Work instruction — What you should output is the data below, unchanged in every character.

Stored data —

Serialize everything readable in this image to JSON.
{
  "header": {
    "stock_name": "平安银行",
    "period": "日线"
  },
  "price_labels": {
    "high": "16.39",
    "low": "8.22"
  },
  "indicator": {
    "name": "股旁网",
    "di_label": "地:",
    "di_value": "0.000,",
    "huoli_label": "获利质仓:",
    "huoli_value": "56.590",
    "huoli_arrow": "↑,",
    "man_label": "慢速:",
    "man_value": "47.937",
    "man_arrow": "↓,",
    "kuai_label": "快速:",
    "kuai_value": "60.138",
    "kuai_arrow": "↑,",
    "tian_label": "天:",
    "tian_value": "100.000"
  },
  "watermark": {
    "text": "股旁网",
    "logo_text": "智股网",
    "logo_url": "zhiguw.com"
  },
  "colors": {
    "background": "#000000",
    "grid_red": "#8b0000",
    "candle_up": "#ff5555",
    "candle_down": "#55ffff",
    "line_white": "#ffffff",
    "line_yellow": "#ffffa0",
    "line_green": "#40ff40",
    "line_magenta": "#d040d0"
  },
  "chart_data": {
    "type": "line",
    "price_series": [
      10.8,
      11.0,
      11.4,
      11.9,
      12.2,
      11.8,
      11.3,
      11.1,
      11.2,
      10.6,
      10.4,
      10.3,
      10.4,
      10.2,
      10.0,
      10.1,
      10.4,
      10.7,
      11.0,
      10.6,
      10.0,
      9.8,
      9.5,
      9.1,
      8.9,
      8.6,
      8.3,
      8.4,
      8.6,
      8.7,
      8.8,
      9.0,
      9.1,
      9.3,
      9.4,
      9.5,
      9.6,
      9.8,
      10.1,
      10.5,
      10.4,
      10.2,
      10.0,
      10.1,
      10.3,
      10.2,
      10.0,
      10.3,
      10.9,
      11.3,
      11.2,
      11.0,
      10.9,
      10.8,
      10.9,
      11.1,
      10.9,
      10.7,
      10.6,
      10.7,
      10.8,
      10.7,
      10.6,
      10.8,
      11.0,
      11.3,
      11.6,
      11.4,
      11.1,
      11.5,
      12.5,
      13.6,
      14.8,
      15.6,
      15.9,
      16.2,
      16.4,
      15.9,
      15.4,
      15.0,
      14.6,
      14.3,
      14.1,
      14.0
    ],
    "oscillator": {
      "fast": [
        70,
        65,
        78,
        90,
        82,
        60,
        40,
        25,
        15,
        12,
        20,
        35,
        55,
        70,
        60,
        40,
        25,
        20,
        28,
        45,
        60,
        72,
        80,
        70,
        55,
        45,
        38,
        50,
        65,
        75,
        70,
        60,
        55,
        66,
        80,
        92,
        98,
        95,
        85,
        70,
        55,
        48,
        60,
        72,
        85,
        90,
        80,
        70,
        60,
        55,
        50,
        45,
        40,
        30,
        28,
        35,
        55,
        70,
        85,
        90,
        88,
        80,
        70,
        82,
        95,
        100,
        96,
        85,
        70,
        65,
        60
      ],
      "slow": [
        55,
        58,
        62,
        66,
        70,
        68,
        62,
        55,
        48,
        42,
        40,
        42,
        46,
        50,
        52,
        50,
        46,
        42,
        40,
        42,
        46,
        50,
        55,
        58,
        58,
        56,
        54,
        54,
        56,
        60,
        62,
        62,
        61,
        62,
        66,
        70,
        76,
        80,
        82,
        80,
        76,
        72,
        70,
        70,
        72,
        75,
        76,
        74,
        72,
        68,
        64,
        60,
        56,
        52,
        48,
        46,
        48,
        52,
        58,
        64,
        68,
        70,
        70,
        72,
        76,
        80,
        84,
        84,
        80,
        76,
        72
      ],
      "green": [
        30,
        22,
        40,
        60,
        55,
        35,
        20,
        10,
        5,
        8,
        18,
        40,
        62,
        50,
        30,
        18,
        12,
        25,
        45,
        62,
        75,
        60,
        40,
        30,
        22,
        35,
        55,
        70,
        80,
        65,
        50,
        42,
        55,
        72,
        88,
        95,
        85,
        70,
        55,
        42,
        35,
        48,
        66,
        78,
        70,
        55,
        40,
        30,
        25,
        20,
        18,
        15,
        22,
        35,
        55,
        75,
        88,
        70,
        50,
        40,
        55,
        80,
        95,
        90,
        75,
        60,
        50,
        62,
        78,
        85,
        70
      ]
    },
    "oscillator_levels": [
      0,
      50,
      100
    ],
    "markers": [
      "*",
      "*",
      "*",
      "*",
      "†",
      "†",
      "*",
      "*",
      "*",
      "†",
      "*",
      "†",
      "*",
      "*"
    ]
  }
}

Exercise output —
Serialize everything readable in this image to JSON.
{
  "header": {
    "stock_name": "平安银行",
    "period": "日线"
  },
  "price_labels": {
    "high": "16.39",
    "low": "8.22"
  },
  "indicator": {
    "name": "股旁网",
    "di_label": "地:",
    "di_value": "0.000,",
    "huoli_label": "获利质仓:",
    "huoli_value": "56.590",
    "huoli_arrow": "↑,",
    "man_label": "慢速:",
    "man_value": "47.937",
    "man_arrow": "↓,",
    "kuai_label": "快速:",
    "kuai_value": "60.138",
    "kuai_arrow": "↑,",
    "tian_label": "天:",
    "tian_value": "100.000"
  },
  "watermark": {
    "text": "股旁网",
    "logo_text": "智股网",
    "logo_url": "zhiguw.com"
  },
  "colors": {
    "background": "#000000",
    "grid_red": "#8b0000",
    "candle_up": "#ff5555",
    "candle_down": "#55ffff",
    "line_white": "#ffffff",
    "line_yellow": "#ffffa0",
    "line_green": "#40ff40",
    "line_magenta": "#d040d0"
  },
  "chart_data": {
    "type": "line",
    "price_series": [
      10.8,
      11.0,
      11.4,
      11.9,
      12.2,
      11.8,
      11.3,
      11.1,
      11.2,
      10.6,
      10.4,
      10.3,
      10.4,
      10.2,
      10.0,
      10.1,
      10.4,
      10.7,
      11.0,
      10.6,
      10.0,
      9.8,
      9.5,
      9.1,
      8.9,
      8.6,
      8.3,
      8.4,
      8.6,
      8.7,
      8.8,
      9.0,
      9.1,
      9.3,
      9.4,
      9.5,
      9.6,
      9.8,
      10.1,
      10.5,
      10.4,
      10.2,
      10.0,
      10.1,
      10.3,
      10.2,
      10.0,
      10.3,
      10.9,
      11.3,
      11.2,
      11.0,
      10.9,
      10.8,
      10.9,
      11.1,
      10.9,
      10.7,
      10.6,
      10.7,
      10.8,
      10.7,
      10.6,
      10.8,
      11.0,
      11.3,
      11.6,
      11.4,
      11.1,
      11.5,
      12.5,
      13.6,
      14.8,
      15.6,
      15.9,
      16.2,
      16.4,
      15.9,
      15.4,
      15.0,
      14.6,
      14.3,
      14.1,
      14.0
    ],
    "oscillator": {
      "fast": [
        70,
        65,
        78,
        90,
        82,
        60,
        40,
        25,
        15,
        12,
        20,
        35,
        55,
        70,
        60,
        40,
        25,
        20,
        28,
        45,
        60,
        72,
        80,
        70,
        55,
        45,
        38,
        50,
        65,
        75,
        70,
        60,
        55,
        66,
        80,
        92,
        98,
        95,
        85,
        70,
        55,
        48,
        60,
        72,
        85,
        90,
        80,
        70,
        60,
        55,
        50,
        45,
        40,
        30,
        28,
        35,
        55,
        70,
        85,
        90,
        88,
        80,
        70,
        82,
        95,
        100,
        96,
        85,
        70,
        65,
        60
      ],
      "slow": [
        55,
        58,
        62,
        66,
        70,
        68,
        62,
        55,
        48,
        42,
        40,
        42,
        46,
        50,
        52,
        50,
        46,
        42,
        40,
        42,
        46,
        50,
        55,
        58,
        58,
        56,
        54,
        54,
        56,
        60,
        62,
        62,
        61,
        62,
        66,
        70,
        76,
        80,
        82,
        80,
        76,
        72,
        70,
        70,
        72,
        75,
        76,
        74,
        72,
        68,
        64,
        60,
        56,
        52,
        48,
        46,
        48,
        52,
        58,
        64,
        68,
        70,
        70,
        72,
        76,
        80,
        84,
        84,
        80,
        76,
        72
      ],
      "green": [
        30,
        22,
        40,
        60,
        55,
        35,
        20,
        10,
        5,
        8,
        18,
        40,
        62,
        50,
        30,
        18,
        12,
        25,
        45,
        62,
        75,
        60,
        40,
        30,
        22,
        35,
        55,
        70,
        80,
        65,
        50,
        42,
        55,
        72,
        88,
        95,
        85,
        70,
        55,
        42,
        35,
        48,
        66,
        78,
        70,
        55,
        40,
        30,
        25,
        20,
        18,
        15,
        22,
        35,
        55,
        75,
        88,
        70,
        50,
        40,
        55,
        80,
        95,
        90,
        75,
        60,
        50,
        62,
        78,
        85,
        70
      ]
    },
    "oscillator_levels": [
      0,
      50,
      100
    ],
    "markers": [
      "*",
      "*",
      "*",
      "*",
      "†",
      "†",
      "*",
      "*",
      "*",
      "†",
      "*",
      "†",
      "*",
      "*"
    ]
  }
}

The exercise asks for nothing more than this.